For years now, doctors and scientists have been warning everyone about the nasty health consequences that come with being overweight or obese. Now, though, there's another reason to be concerned about the prevalence of expanding waistlines, with new research revealing that weight can have a negative influence on both spending impulses and feelings of capability.
Multiple studies, one common theme
Researchers Marisabel Romero (Colorado State University) and Adam W. Craig (University of Kentucky) conducted a pair of studies related to weight and consumer spending behavior. In the first study, individuals were shown an item with a thin, bottle-like shape. Following this image exposure, participants who had a higher body mass index (BMI) were more likely to buy a higher-priced bottle of Fiji water than a generic bottle of water when compared with low BMI participants. In a second study, high-BMI consumers who were exposed to a thin-shaped image didn't feel like they could manage their spending impulses as well, and subsequently, were more willing to take on credit card debt. Romero and Craig concluded that body shapes have a big influence on how consumers spend, and that consumer advocates need to be careful not to reinforce connections between weight, self-control and financial achievement.

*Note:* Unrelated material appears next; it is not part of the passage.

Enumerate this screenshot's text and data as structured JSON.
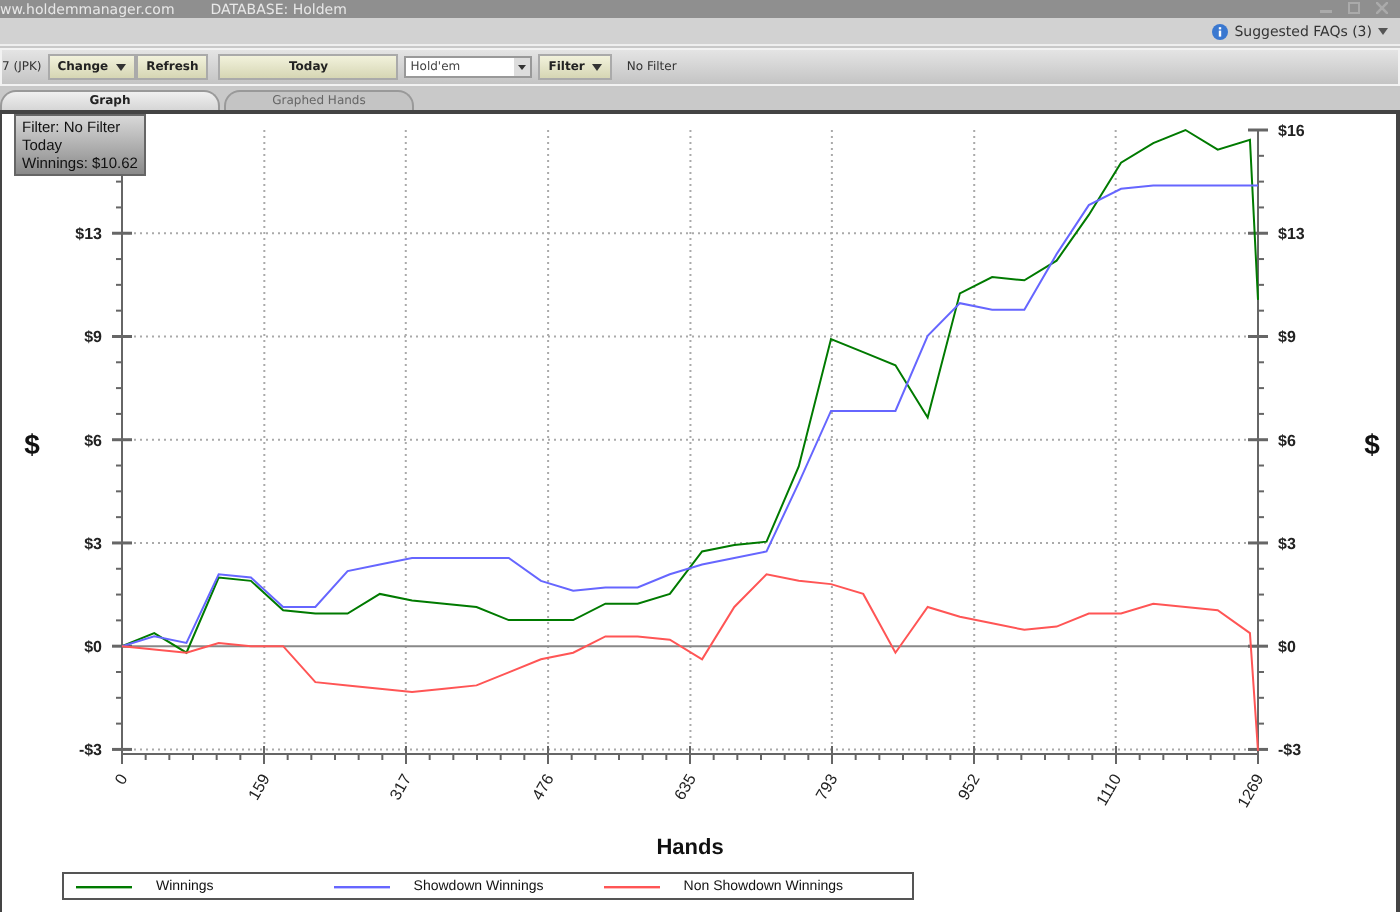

Spending fills a void, but it asserts power, too
Previously, psychologists have honed in on the concept that excessive or impulsive spending connects to emotional dissatisfaction--that is, people will buy to give themselves a temporary thrill and counteract negative thoughts and feelings they might be having. It's classic "filling the void" and triggering the dopamine reward response in the brain.
But the above research also highlights that, when people feel like they have less status due to weight, they might turn to spending as a way to gain back some ground. By spending, they assert they have earned financial power and, therefore, still are successful despite their weight. That's as much an external, social message as it is an internal, self-directed one. The research also demonstrates that people easily can shift the lack of control they associate with weight to other areas of their lives, be it finances, organization or even sexual activity.
Leaders have a choice
So is the answer for consumers to hit the gym and eat carrot sticks all day? Not at all, because as Romero and Craig point out, "marketers long have used slender models, forms and designs to promote economic and social benefits". In other words, companies have known for a long time what thin images do to people. They often manipulate the psychology on purpose. Any business leader has to acknowledge this existing ethical dilemma and draw a line in the sand about whether they're going to continue to play the system.
But consumers can take a stand
Being aware of how businesses use weight against consumers is the first step in shoppers protecting themselves and their money. To counter marketing efforts, consumers might
- Adopt a waiting period rule (e.g., avoid impulse buys by putting off the purchase for a day).
- Ask themselves what they actually are buying for a higher price when two products are similar.
- Voice concerns, experiences and feelings on social media (e.g., company and personal Facebook pages, Twitter, etc.)
- Come up with a written definition for success that does not include weight and keep it with their credit cards.
- Keep a list of achievements to review when tempted to spend.
- Find a financial planner--or even a budget buddy--who can keep them accountable for cash outflow.
Blurring the line, business leaders are consumers, too
Team leaders, managers and CEOs who struggle with weight aren't necessarily going to see themselves through rose-colored glasses just because of their positions. Given Romero and Craig's findings, some curvier professionals who connect their sense of identity to their businesses might be tempted to take more risks with their businesses' finances, going over budget to give the impression of success and power. Alternately, they might shy away from being involved in the heart of the company's finances because of feelings of incompetence, denying themselves a real understanding of how to make the business thrive. In this regard, the same strategies that help mainstream consumers keep control--for instance, waiting briefly before making a buy--might also be useful for businesspeople.
In an ideal world, success would be measured based on the good you have done with your life, not based on your clothing size or the money you have in the bank. Clearly, we are not there yet. But the more intolerance we offer to these kinds of manipulations, the closer we come. Whether you're a consumer or business leader or both, be proactive and set limits for how others can treat you. Any time anyone unintentionally or purposely makes you feel "less than", it's time to close your wallet, not open it up.